Resources for PTSD & Mental Health
Most journalists face an inevitability in their careers: They must cover a tragedy and interview people who are pinned against a wall of grief. The wall blocks the victims from seeing that their lives may improve tomorrow. They only see who's in front of them and feel the pain of that moment.
Young journalists will often encounter violence among their first reporting experiences. The effects of catastrophe and cruelty are newsworthy, particularly when victims are numerous, are famous or are symbolic of something that we all relate to and hold dear: a child killed in a schoolroom; a nurse held hostage in a hospital.
Elana Newman, Ph.D., a University of Tulsa associate professor of psychology, and Barbara Monseu, a Denver investment consultant who as a school district official had coordinated responses to students, families and staff following the April 1999 Columbine High School shooting, went to New York City for the Dart Center in December 2002. For more than six months they directed Dart Center Ground Zero (DCGZ). Their goal: To link journalists affected by the attacks to emotional, technical and physical support resources.These three articles review the achievements of that project, which was funded by a grant from the Dart Foundation. They are drawn from the project report, written by Monseu and Newman, and from interviews with Newman.

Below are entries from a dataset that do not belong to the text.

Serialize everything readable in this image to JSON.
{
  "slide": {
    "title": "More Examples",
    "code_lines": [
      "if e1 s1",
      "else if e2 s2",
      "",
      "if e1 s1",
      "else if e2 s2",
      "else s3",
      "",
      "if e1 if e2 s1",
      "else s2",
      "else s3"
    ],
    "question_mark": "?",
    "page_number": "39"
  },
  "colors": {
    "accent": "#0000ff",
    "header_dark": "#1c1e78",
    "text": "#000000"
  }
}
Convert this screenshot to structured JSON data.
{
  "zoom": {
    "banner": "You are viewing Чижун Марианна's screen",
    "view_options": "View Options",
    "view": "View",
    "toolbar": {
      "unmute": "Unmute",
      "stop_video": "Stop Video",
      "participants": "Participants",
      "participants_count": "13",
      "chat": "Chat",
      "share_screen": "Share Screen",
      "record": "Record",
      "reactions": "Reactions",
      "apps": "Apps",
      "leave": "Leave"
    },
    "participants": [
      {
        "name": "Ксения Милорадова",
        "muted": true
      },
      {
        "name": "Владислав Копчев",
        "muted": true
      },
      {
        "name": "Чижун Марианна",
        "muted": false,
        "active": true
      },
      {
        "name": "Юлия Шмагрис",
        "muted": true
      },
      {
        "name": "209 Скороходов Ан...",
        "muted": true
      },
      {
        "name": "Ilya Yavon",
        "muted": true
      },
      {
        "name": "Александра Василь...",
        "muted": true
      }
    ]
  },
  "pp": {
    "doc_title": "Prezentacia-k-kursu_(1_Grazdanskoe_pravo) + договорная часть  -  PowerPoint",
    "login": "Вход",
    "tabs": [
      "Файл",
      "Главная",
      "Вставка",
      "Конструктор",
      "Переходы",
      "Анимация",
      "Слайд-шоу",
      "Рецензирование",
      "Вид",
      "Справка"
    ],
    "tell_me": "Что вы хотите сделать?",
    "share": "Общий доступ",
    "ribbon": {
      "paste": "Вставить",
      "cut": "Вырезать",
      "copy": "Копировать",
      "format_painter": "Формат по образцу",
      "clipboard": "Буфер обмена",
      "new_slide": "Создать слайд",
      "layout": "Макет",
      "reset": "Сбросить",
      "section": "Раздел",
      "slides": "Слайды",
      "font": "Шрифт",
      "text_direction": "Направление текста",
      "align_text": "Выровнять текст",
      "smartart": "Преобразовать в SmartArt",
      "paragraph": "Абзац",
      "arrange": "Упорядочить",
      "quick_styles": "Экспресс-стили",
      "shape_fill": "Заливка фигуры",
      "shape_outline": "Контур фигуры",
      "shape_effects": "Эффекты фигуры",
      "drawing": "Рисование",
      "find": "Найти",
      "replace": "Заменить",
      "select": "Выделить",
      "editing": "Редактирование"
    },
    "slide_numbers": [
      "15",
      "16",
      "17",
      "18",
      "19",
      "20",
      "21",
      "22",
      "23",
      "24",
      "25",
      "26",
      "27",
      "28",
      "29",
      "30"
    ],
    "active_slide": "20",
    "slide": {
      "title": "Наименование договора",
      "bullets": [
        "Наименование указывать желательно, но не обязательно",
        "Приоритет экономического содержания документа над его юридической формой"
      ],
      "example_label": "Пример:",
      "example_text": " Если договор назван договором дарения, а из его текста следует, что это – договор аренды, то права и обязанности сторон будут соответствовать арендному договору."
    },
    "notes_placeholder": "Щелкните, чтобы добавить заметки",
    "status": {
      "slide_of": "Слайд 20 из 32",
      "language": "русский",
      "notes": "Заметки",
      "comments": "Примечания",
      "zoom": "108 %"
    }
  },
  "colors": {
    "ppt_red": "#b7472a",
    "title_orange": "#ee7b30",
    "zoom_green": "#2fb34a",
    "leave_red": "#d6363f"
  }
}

I've always been a slightly nervous person. I laugh a lot and cry a lot, and I wear my heart on my sleeve. But, I have never had a problem. I got the occasional dizzy spell from being completely hyper, but nothing else; I just lived my life and it was fine.
In recent years, journalists have become more aware of the emotional aspects of the stories they cover, particularly in the aftermath of tragedy. Nowadays, says David Loyn, the BBC's developing world correspondent, "We get alongside people; we have sympathy with them; we empathise with them." A Frontline Club discussion.
In late 2006, Daniel Zwerdling reported for NPR on soldiers being punished, instead of treated, for having mental health problems. His groundbreaking reports led to investigation by the Senate, Pentagon and Government Accountability Office and widespread promises of reform.